--- The data ---
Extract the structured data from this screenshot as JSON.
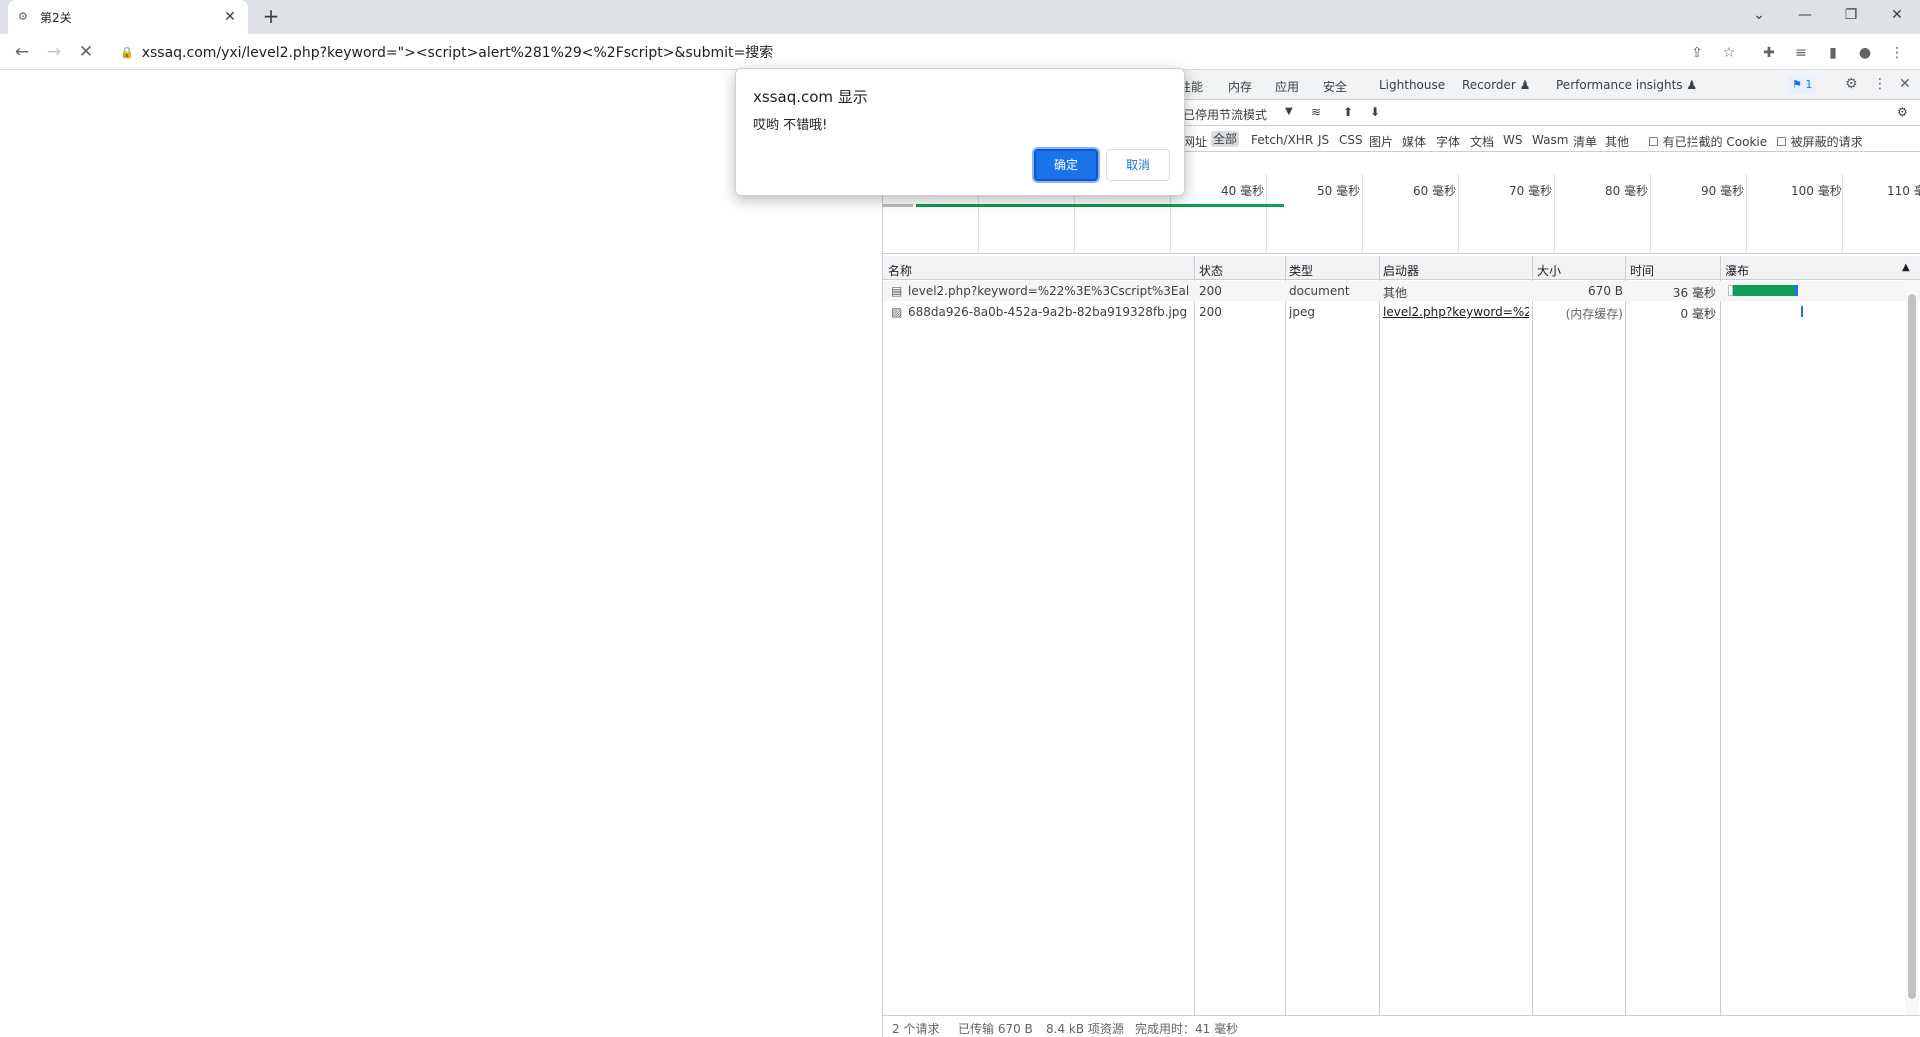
{
  "browser": {
    "tab": {
      "title": "第2关",
      "favicon": "gear-icon"
    },
    "new_tab": "+",
    "url": "xssaq.com/yxi/level2.php?keyword=\"><script>alert%281%29<%2Fscript>&submit=搜索"
  },
  "alert": {
    "title": "xssaq.com 显示",
    "message": "哎哟 不错哦!",
    "ok": "确定",
    "cancel": "取消"
  },
  "devtools": {
    "tabs": [
      "性能",
      "内存",
      "应用",
      "安全",
      "Lighthouse",
      "Recorder ♟",
      "Performance insights ♟"
    ],
    "issues_count": "1",
    "throttle": "已停用节流模式",
    "filters": [
      "网址",
      "全部",
      "Fetch/XHR",
      "JS",
      "CSS",
      "图片",
      "媒体",
      "字体",
      "文档",
      "WS",
      "Wasm",
      "清单",
      "其他"
    ],
    "active_filter": "全部",
    "checkboxes": [
      "有已拦截的 Cookie",
      "被屏蔽的请求"
    ],
    "timeline_ticks": [
      "40 毫秒",
      "50 毫秒",
      "60 毫秒",
      "70 毫秒",
      "80 毫秒",
      "90 毫秒",
      "100 毫秒",
      "110 毫"
    ],
    "columns": [
      "名称",
      "状态",
      "类型",
      "启动器",
      "大小",
      "时间",
      "瀑布"
    ],
    "rows": [
      {
        "name": "level2.php?keyword=%22%3E%3Cscript%3Ealert%...",
        "status": "200",
        "type": "document",
        "initiator": "其他",
        "size": "670 B",
        "time": "36 毫秒",
        "icon": "document-icon"
      },
      {
        "name": "688da926-8a0b-452a-9a2b-82ba919328fb.jpg",
        "status": "200",
        "type": "jpeg",
        "initiator": "level2.php?keyword=%22...",
        "size": "(内存缓存)",
        "time": "0 毫秒",
        "icon": "image-icon"
      }
    ],
    "status_bar": [
      "2 个请求",
      "已传输 670 B",
      "8.4 kB 项资源",
      "完成用时：41 毫秒"
    ],
    "colors": {
      "waterfall_green": "#0f9d58",
      "waterfall_blue": "#1a73e8"
    }
  }
}
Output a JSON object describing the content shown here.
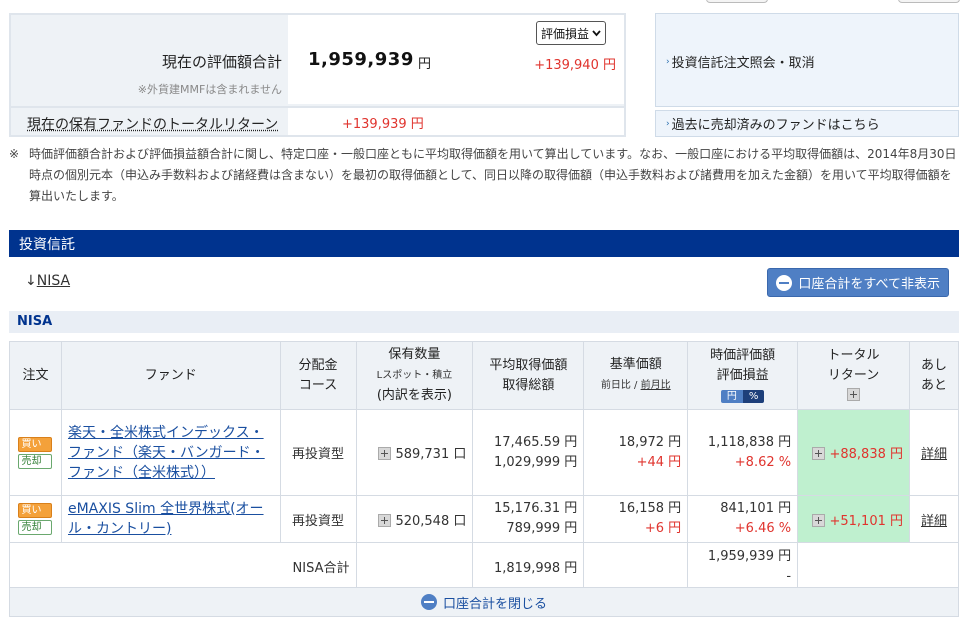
{
  "summary": {
    "eval_total_label": "現在の評価額合計",
    "mmf_note": "※外貨建MMFは含まれません",
    "eval_total_value": "1,959,939",
    "eval_unit": "円",
    "select_value": "評価損益",
    "profit_loss": "+139,940 円",
    "total_return_label": "現在の保有ファンドのトータルリターン",
    "total_return_value": "+139,939 円"
  },
  "links": {
    "order_inquiry": "投資信託注文照会・取消",
    "sold_funds": "過去に売却済みのファンドはこちら"
  },
  "note": {
    "mark": "※",
    "text": "時価評価額合計および評価損益額合計に関し、特定口座・一般口座ともに平均取得価額を用いて算出しています。なお、一般口座における平均取得価額は、2014年8月30日時点の個別元本（申込み手数料および諸経費は含まない）を最初の取得価額として、同日以降の取得価額（申込手数料および諸費用を加えた金額）を用いて平均取得価額を算出いたします。"
  },
  "section": {
    "title": "投資信託",
    "nisa_anchor_arrow": "↓",
    "nisa_anchor": "NISA",
    "hide_all_button": "口座合計をすべて非表示",
    "nisa_label": "NISA"
  },
  "table": {
    "headers": {
      "order": "注文",
      "fund": "ファンド",
      "dist_1": "分配金",
      "dist_2": "コース",
      "qty_1": "保有数量",
      "qty_sub": "Lスポット・積立",
      "qty_2": "(内訳を表示)",
      "avg_1": "平均取得価額",
      "avg_2": "取得総額",
      "base_1": "基準価額",
      "base_sub_a": "前日比",
      "base_sub_sep": " / ",
      "base_sub_b": "前月比",
      "mv_1": "時価評価額",
      "mv_2": "評価損益",
      "toggle_yen": "円",
      "toggle_pct": "%",
      "tr_1": "トータル",
      "tr_2": "リターン",
      "ashi_1": "あし",
      "ashi_2": "あと"
    },
    "buy_label": "買い",
    "sell_label": "売却",
    "rows": [
      {
        "fund": "楽天・全米株式インデックス・ファンド（楽天・バンガード・ファンド（全米株式））",
        "course": "再投資型",
        "qty": "589,731 口",
        "avg_price": "17,465.59 円",
        "total_cost": "1,029,999 円",
        "base_price": "18,972 円",
        "base_change": "+44 円",
        "market_value": "1,118,838 円",
        "pl": "+8.62 %",
        "total_return": "+88,838 円",
        "detail": "詳細"
      },
      {
        "fund": "eMAXIS Slim 全世界株式(オール・カントリー)",
        "course": "再投資型",
        "qty": "520,548 口",
        "avg_price": "15,176.31 円",
        "total_cost": "789,999 円",
        "base_price": "16,158 円",
        "base_change": "+6 円",
        "market_value": "841,101 円",
        "pl": "+6.46 %",
        "total_return": "+51,101 円",
        "detail": "詳細"
      }
    ],
    "total_row": {
      "label": "NISA合計",
      "total_cost": "1,819,998 円",
      "market_value": "1,959,939 円",
      "pl": "-"
    }
  },
  "close_button": "口座合計を閉じる",
  "colors": {
    "header_blue": "#00338e",
    "positive_red": "#e0342e",
    "return_green": "#bff0cf",
    "button_blue": "#4f7fc4"
  }
}
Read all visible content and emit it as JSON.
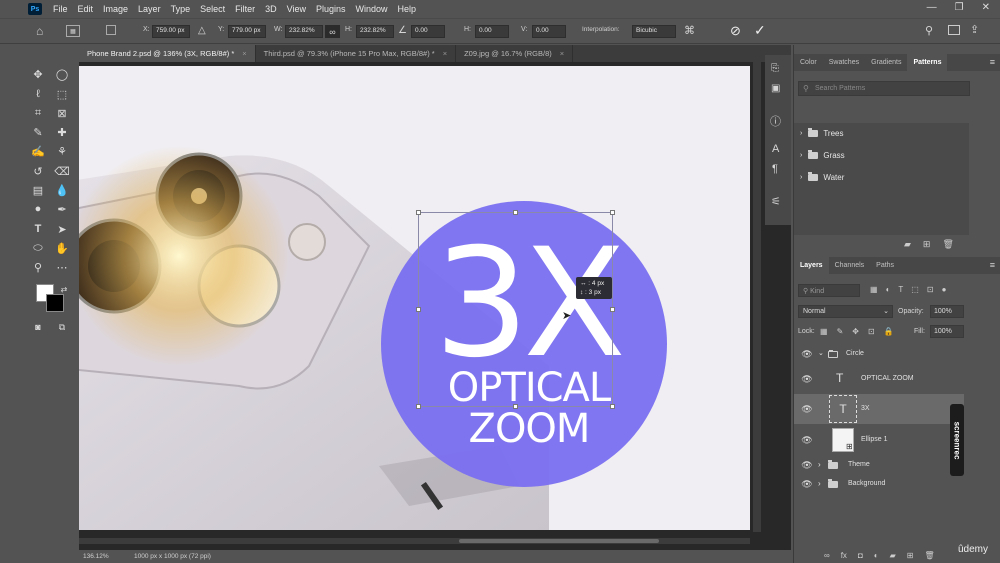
{
  "app": {
    "logo": "Ps"
  },
  "menu": [
    "File",
    "Edit",
    "Image",
    "Layer",
    "Type",
    "Select",
    "Filter",
    "3D",
    "View",
    "Plugins",
    "Window",
    "Help"
  ],
  "options": {
    "x_label": "X:",
    "x_value": "759.00 px",
    "y_label": "Y:",
    "y_value": "779.00 px",
    "w_label": "W:",
    "w_value": "232.82%",
    "h_label": "H:",
    "h_value": "232.82%",
    "angle_value": "0.00",
    "hskew_label": "H:",
    "hskew_value": "0.00",
    "vskew_label": "V:",
    "vskew_value": "0.00",
    "interp_label": "Interpolation:",
    "interp_value": "Bicubic"
  },
  "tabs": [
    {
      "label": "Phone Brand 2.psd @ 136% (3X, RGB/8#) *",
      "close": "×"
    },
    {
      "label": "Third.psd @ 79.3% (iPhone 15 Pro Max, RGB/8#) *",
      "close": "×"
    },
    {
      "label": "Z09.jpg @ 16.7% (RGB/8)",
      "close": "×"
    }
  ],
  "canvas": {
    "big_text": "3X",
    "line1": "OPTICAL",
    "line2": "ZOOM",
    "tooltip_line1": "↔ : 4 px",
    "tooltip_line2": "↕ : 3 px",
    "circle_color": "#7a6ff0"
  },
  "status": {
    "zoom": "136.12%",
    "doc_size": "1000 px x 1000 px (72 ppi)"
  },
  "patterns_panel": {
    "tabs": [
      "Color",
      "Swatches",
      "Gradients",
      "Patterns"
    ],
    "search_placeholder": "Search Patterns",
    "groups": [
      "Trees",
      "Grass",
      "Water"
    ]
  },
  "layers_panel": {
    "tabs": [
      "Layers",
      "Channels",
      "Paths"
    ],
    "filter_label": "Kind",
    "blend_mode": "Normal",
    "opacity_label": "Opacity:",
    "opacity_value": "100%",
    "lock_label": "Lock:",
    "fill_label": "Fill:",
    "fill_value": "100%",
    "layers": [
      {
        "name": "Circle",
        "type": "group-open"
      },
      {
        "name": "OPTICAL ZOOM",
        "type": "text"
      },
      {
        "name": "3X",
        "type": "text"
      },
      {
        "name": "Ellipse 1",
        "type": "shape"
      },
      {
        "name": "Theme",
        "type": "group"
      },
      {
        "name": "Background",
        "type": "group"
      }
    ]
  },
  "overlay": {
    "screenrec": "screenrec",
    "udemy": "ûdemy"
  }
}
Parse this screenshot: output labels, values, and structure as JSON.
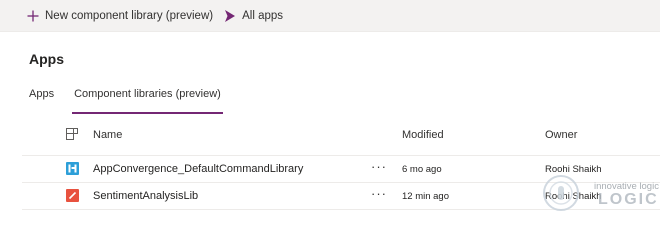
{
  "command_bar": {
    "new_library_label": "New component library (preview)",
    "all_apps_label": "All apps",
    "accent_color": "#742774"
  },
  "page": {
    "title": "Apps"
  },
  "tabs": [
    {
      "label": "Apps",
      "active": false
    },
    {
      "label": "Component libraries (preview)",
      "active": true
    }
  ],
  "table": {
    "columns": {
      "icon": "app-type-icon",
      "name": "Name",
      "modified": "Modified",
      "owner": "Owner"
    },
    "rows": [
      {
        "icon": "component-library-icon",
        "icon_color": "#2d9fd8",
        "name": "AppConvergence_DefaultCommandLibrary",
        "more": "···",
        "modified": "6 mo ago",
        "owner": "Roohi Shaikh"
      },
      {
        "icon": "pencil-icon",
        "icon_color": "#e8523f",
        "name": "SentimentAnalysisLib",
        "more": "···",
        "modified": "12 min ago",
        "owner": "Roohi Shaikh"
      }
    ]
  },
  "watermark": {
    "tagline": "innovative logic",
    "brand": "LOGIC"
  }
}
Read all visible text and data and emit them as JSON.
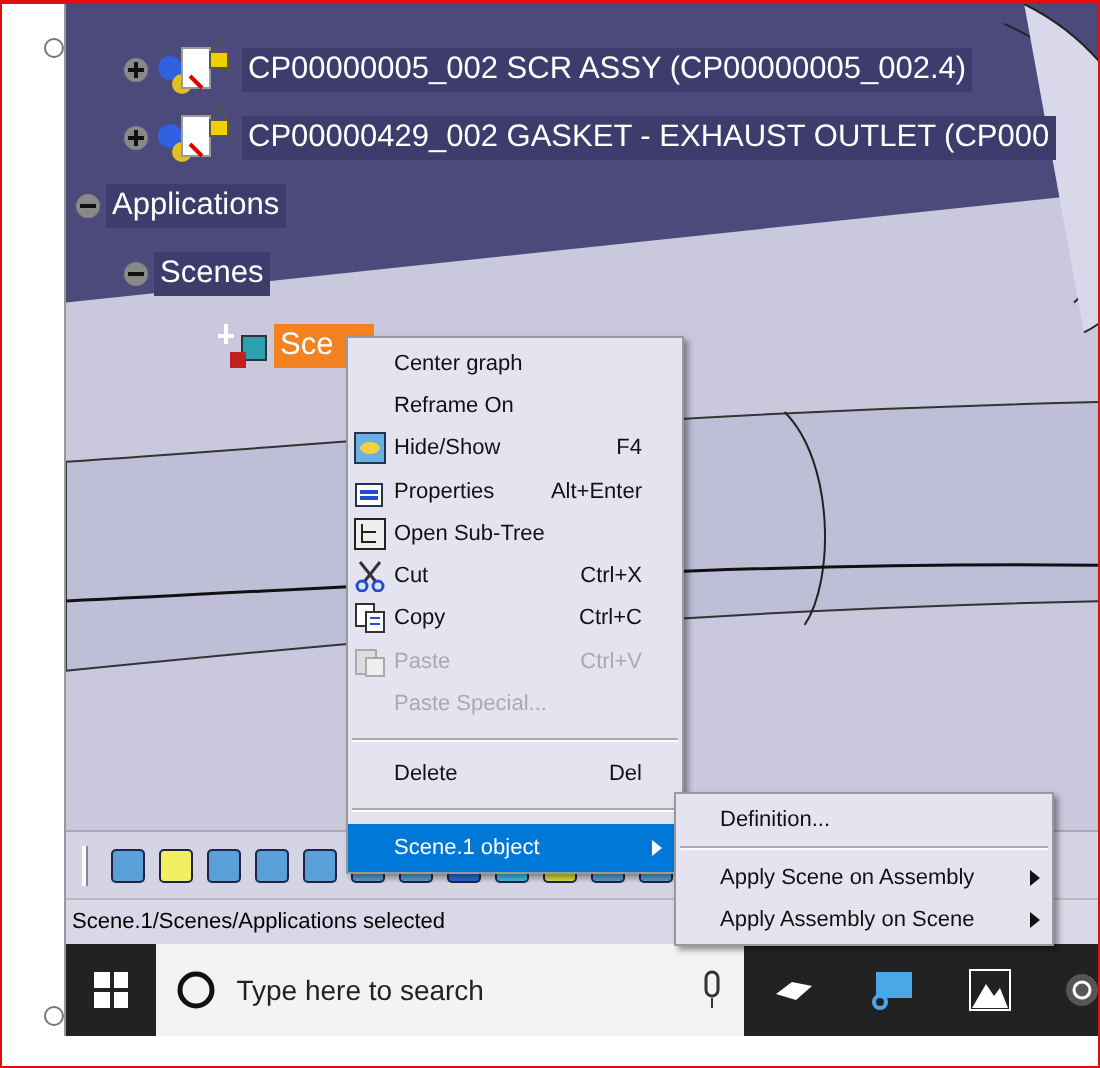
{
  "tree": {
    "parts": [
      {
        "label": "CP00000005_002 SCR ASSY (CP00000005_002.4)",
        "expanded": false,
        "locked": true
      },
      {
        "label": "CP00000429_002 GASKET - EXHAUST OUTLET (CP000",
        "expanded": false,
        "locked": true
      }
    ],
    "applications": {
      "label": "Applications",
      "expanded": true,
      "children": [
        {
          "label": "Scenes",
          "expanded": true,
          "children": [
            {
              "label": "Sce",
              "selected": true
            }
          ]
        }
      ]
    }
  },
  "context_menu": {
    "items": [
      {
        "kind": "item",
        "label": "Center graph",
        "disabled": false
      },
      {
        "kind": "item",
        "label": "Reframe On",
        "disabled": false
      },
      {
        "kind": "item",
        "label": "Hide/Show",
        "shortcut": "F4",
        "disabled": false
      },
      {
        "kind": "item",
        "label": "Properties",
        "shortcut": "Alt+Enter",
        "disabled": false
      },
      {
        "kind": "item",
        "label": "Open Sub-Tree",
        "disabled": false
      },
      {
        "kind": "item",
        "label": "Cut",
        "shortcut": "Ctrl+X",
        "disabled": false
      },
      {
        "kind": "item",
        "label": "Copy",
        "shortcut": "Ctrl+C",
        "disabled": false
      },
      {
        "kind": "item",
        "label": "Paste",
        "shortcut": "Ctrl+V",
        "disabled": true
      },
      {
        "kind": "item",
        "label": "Paste Special...",
        "disabled": true
      },
      {
        "kind": "separator"
      },
      {
        "kind": "item",
        "label": "Delete",
        "shortcut": "Del",
        "disabled": false
      },
      {
        "kind": "separator"
      },
      {
        "kind": "submenu",
        "label": "Scene.1 object",
        "selected": true
      }
    ]
  },
  "submenu": {
    "items": [
      {
        "kind": "item",
        "label": "Definition..."
      },
      {
        "kind": "separator"
      },
      {
        "kind": "submenu",
        "label": "Apply Scene on Assembly"
      },
      {
        "kind": "submenu",
        "label": "Apply Assembly on Scene"
      }
    ]
  },
  "status_bar": {
    "text": "Scene.1/Scenes/Applications selected"
  },
  "taskbar": {
    "search": {
      "placeholder": "Type here to search"
    }
  }
}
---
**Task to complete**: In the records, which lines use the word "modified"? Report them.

**Task answer**:
      "modified": "Modified",
        "modified": "6 mo ago",
        "modified": "12 min ago",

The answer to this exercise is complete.